    Thanks for coming back. I really missed this page.

  • I’m in Minnesota and it’s hot and that sounds reaallly good. It reminds me a bit of putting salt on watermelon, it really brings out the sweet.

  • MadCalicoJess

    I was talking with my friend, who hails from Northern India, about how rough it would be to drink straight lime juice like this and he says that they don’t do straight lime juice, they dilute it with water. I guess it’s more like limeade?

  • That would make sense!

  • Joal

    You should give “A Suitable Boy” another shot. It’s such a marvellous, immersive book. And although the central theme is indeed a single wedding, in reality it is a book devoted to India.

    I guess the risk of such a big book with so many stories is that not all of them may be to your liking, but I contend that they are all worth taking some time to absorb and enjoy.

  • You’ve inspired me. I do love Seth.

  • MadCalicoJess

    Ahh, further gleaning reveals that they don’t have a lemon/lime segregation in India because they could have something that is lemon shaped to us but is green and lime shaped that is yellow and other variations. Nimbu stands for whatever is at market that comes close to the bill and pani is water.

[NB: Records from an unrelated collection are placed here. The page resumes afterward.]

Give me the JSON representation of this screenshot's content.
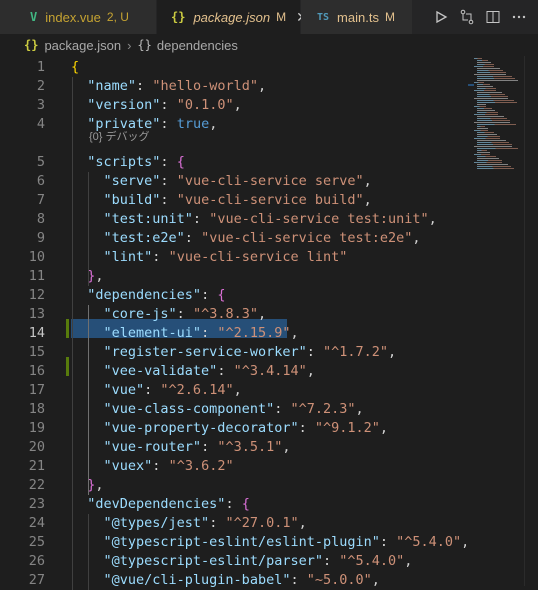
{
  "tabs": [
    {
      "icon": "V",
      "label": "index.vue",
      "status": "2, U",
      "status_color": "#c5a332"
    },
    {
      "icon": "{}",
      "label": "package.json",
      "status": "M",
      "status_color": "#e2c08d"
    },
    {
      "icon": "TS",
      "label": "main.ts",
      "status": "M",
      "status_color": "#e2c08d"
    }
  ],
  "breadcrumb": {
    "file": "package.json",
    "symbol": "dependencies"
  },
  "codelens": {
    "label": "{0} デバッグ"
  },
  "editor": {
    "current_line": 14,
    "selected_text": "\"element-ui\": \"^2.15.9\",",
    "lines": [
      {
        "n": "1",
        "t": [
          [
            "b1",
            "{"
          ]
        ]
      },
      {
        "n": "2",
        "t": [
          [
            "p",
            "  "
          ],
          [
            "k",
            "\"name\""
          ],
          [
            "p",
            ": "
          ],
          [
            "s",
            "\"hello-world\""
          ],
          [
            "p",
            ","
          ]
        ]
      },
      {
        "n": "3",
        "t": [
          [
            "p",
            "  "
          ],
          [
            "k",
            "\"version\""
          ],
          [
            "p",
            ": "
          ],
          [
            "s",
            "\"0.1.0\""
          ],
          [
            "p",
            ","
          ]
        ]
      },
      {
        "n": "4",
        "t": [
          [
            "p",
            "  "
          ],
          [
            "k",
            "\"private\""
          ],
          [
            "p",
            ": "
          ],
          [
            "kw",
            "true"
          ],
          [
            "p",
            ","
          ]
        ]
      },
      {
        "n": "5",
        "t": [
          [
            "p",
            "  "
          ],
          [
            "k",
            "\"scripts\""
          ],
          [
            "p",
            ": "
          ],
          [
            "b2",
            "{"
          ]
        ]
      },
      {
        "n": "6",
        "t": [
          [
            "p",
            "    "
          ],
          [
            "k",
            "\"serve\""
          ],
          [
            "p",
            ": "
          ],
          [
            "s",
            "\"vue-cli-service serve\""
          ],
          [
            "p",
            ","
          ]
        ]
      },
      {
        "n": "7",
        "t": [
          [
            "p",
            "    "
          ],
          [
            "k",
            "\"build\""
          ],
          [
            "p",
            ": "
          ],
          [
            "s",
            "\"vue-cli-service build\""
          ],
          [
            "p",
            ","
          ]
        ]
      },
      {
        "n": "8",
        "t": [
          [
            "p",
            "    "
          ],
          [
            "k",
            "\"test:unit\""
          ],
          [
            "p",
            ": "
          ],
          [
            "s",
            "\"vue-cli-service test:unit\""
          ],
          [
            "p",
            ","
          ]
        ]
      },
      {
        "n": "9",
        "t": [
          [
            "p",
            "    "
          ],
          [
            "k",
            "\"test:e2e\""
          ],
          [
            "p",
            ": "
          ],
          [
            "s",
            "\"vue-cli-service test:e2e\""
          ],
          [
            "p",
            ","
          ]
        ]
      },
      {
        "n": "10",
        "t": [
          [
            "p",
            "    "
          ],
          [
            "k",
            "\"lint\""
          ],
          [
            "p",
            ": "
          ],
          [
            "s",
            "\"vue-cli-service lint\""
          ]
        ]
      },
      {
        "n": "11",
        "t": [
          [
            "p",
            "  "
          ],
          [
            "b2",
            "}"
          ],
          [
            "p",
            ","
          ]
        ]
      },
      {
        "n": "12",
        "t": [
          [
            "p",
            "  "
          ],
          [
            "k",
            "\"dependencies\""
          ],
          [
            "p",
            ": "
          ],
          [
            "b2",
            "{"
          ]
        ]
      },
      {
        "n": "13",
        "t": [
          [
            "p",
            "    "
          ],
          [
            "k",
            "\"core-js\""
          ],
          [
            "p",
            ": "
          ],
          [
            "s",
            "\"^3.8.3\""
          ],
          [
            "p",
            ","
          ]
        ]
      },
      {
        "n": "14",
        "t": [
          [
            "p",
            "    "
          ],
          [
            "k",
            "\"element-ui\""
          ],
          [
            "p",
            ": "
          ],
          [
            "s",
            "\"^2.15.9\""
          ],
          [
            "p",
            ","
          ]
        ]
      },
      {
        "n": "15",
        "t": [
          [
            "p",
            "    "
          ],
          [
            "k",
            "\"register-service-worker\""
          ],
          [
            "p",
            ": "
          ],
          [
            "s",
            "\"^1.7.2\""
          ],
          [
            "p",
            ","
          ]
        ]
      },
      {
        "n": "16",
        "t": [
          [
            "p",
            "    "
          ],
          [
            "k",
            "\"vee-validate\""
          ],
          [
            "p",
            ": "
          ],
          [
            "s",
            "\"^3.4.14\""
          ],
          [
            "p",
            ","
          ]
        ]
      },
      {
        "n": "17",
        "t": [
          [
            "p",
            "    "
          ],
          [
            "k",
            "\"vue\""
          ],
          [
            "p",
            ": "
          ],
          [
            "s",
            "\"^2.6.14\""
          ],
          [
            "p",
            ","
          ]
        ]
      },
      {
        "n": "18",
        "t": [
          [
            "p",
            "    "
          ],
          [
            "k",
            "\"vue-class-component\""
          ],
          [
            "p",
            ": "
          ],
          [
            "s",
            "\"^7.2.3\""
          ],
          [
            "p",
            ","
          ]
        ]
      },
      {
        "n": "19",
        "t": [
          [
            "p",
            "    "
          ],
          [
            "k",
            "\"vue-property-decorator\""
          ],
          [
            "p",
            ": "
          ],
          [
            "s",
            "\"^9.1.2\""
          ],
          [
            "p",
            ","
          ]
        ]
      },
      {
        "n": "20",
        "t": [
          [
            "p",
            "    "
          ],
          [
            "k",
            "\"vue-router\""
          ],
          [
            "p",
            ": "
          ],
          [
            "s",
            "\"^3.5.1\""
          ],
          [
            "p",
            ","
          ]
        ]
      },
      {
        "n": "21",
        "t": [
          [
            "p",
            "    "
          ],
          [
            "k",
            "\"vuex\""
          ],
          [
            "p",
            ": "
          ],
          [
            "s",
            "\"^3.6.2\""
          ]
        ]
      },
      {
        "n": "22",
        "t": [
          [
            "p",
            "  "
          ],
          [
            "b2",
            "}"
          ],
          [
            "p",
            ","
          ]
        ]
      },
      {
        "n": "23",
        "t": [
          [
            "p",
            "  "
          ],
          [
            "k",
            "\"devDependencies\""
          ],
          [
            "p",
            ": "
          ],
          [
            "b2",
            "{"
          ]
        ]
      },
      {
        "n": "24",
        "t": [
          [
            "p",
            "    "
          ],
          [
            "k",
            "\"@types/jest\""
          ],
          [
            "p",
            ": "
          ],
          [
            "s",
            "\"^27.0.1\""
          ],
          [
            "p",
            ","
          ]
        ]
      },
      {
        "n": "25",
        "t": [
          [
            "p",
            "    "
          ],
          [
            "k",
            "\"@typescript-eslint/eslint-plugin\""
          ],
          [
            "p",
            ": "
          ],
          [
            "s",
            "\"^5.4.0\""
          ],
          [
            "p",
            ","
          ]
        ]
      },
      {
        "n": "26",
        "t": [
          [
            "p",
            "    "
          ],
          [
            "k",
            "\"@typescript-eslint/parser\""
          ],
          [
            "p",
            ": "
          ],
          [
            "s",
            "\"^5.4.0\""
          ],
          [
            "p",
            ","
          ]
        ]
      },
      {
        "n": "27",
        "t": [
          [
            "p",
            "    "
          ],
          [
            "k",
            "\"@vue/cli-plugin-babel\""
          ],
          [
            "p",
            ": "
          ],
          [
            "s",
            "\"~5.0.0\""
          ],
          [
            "p",
            ","
          ]
        ]
      }
    ]
  },
  "actions": [
    {
      "name": "run-icon",
      "glyph": "▷"
    },
    {
      "name": "source-control-compare-icon",
      "glyph": "⇄"
    },
    {
      "name": "split-editor-icon",
      "glyph": "◫"
    },
    {
      "name": "more-actions-icon",
      "glyph": "⋯"
    }
  ],
  "colors": {
    "vue_icon": "#41b883",
    "json_icon": "#cbcb41",
    "ts_icon": "#519aba",
    "selection": "#264f78",
    "modified_gutter": "#587c0c"
  }
}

  • Hmm. Wikipedia agrees that nimbu pani is made with lemons. So I guess it’s salty lemonade. Still sounds good.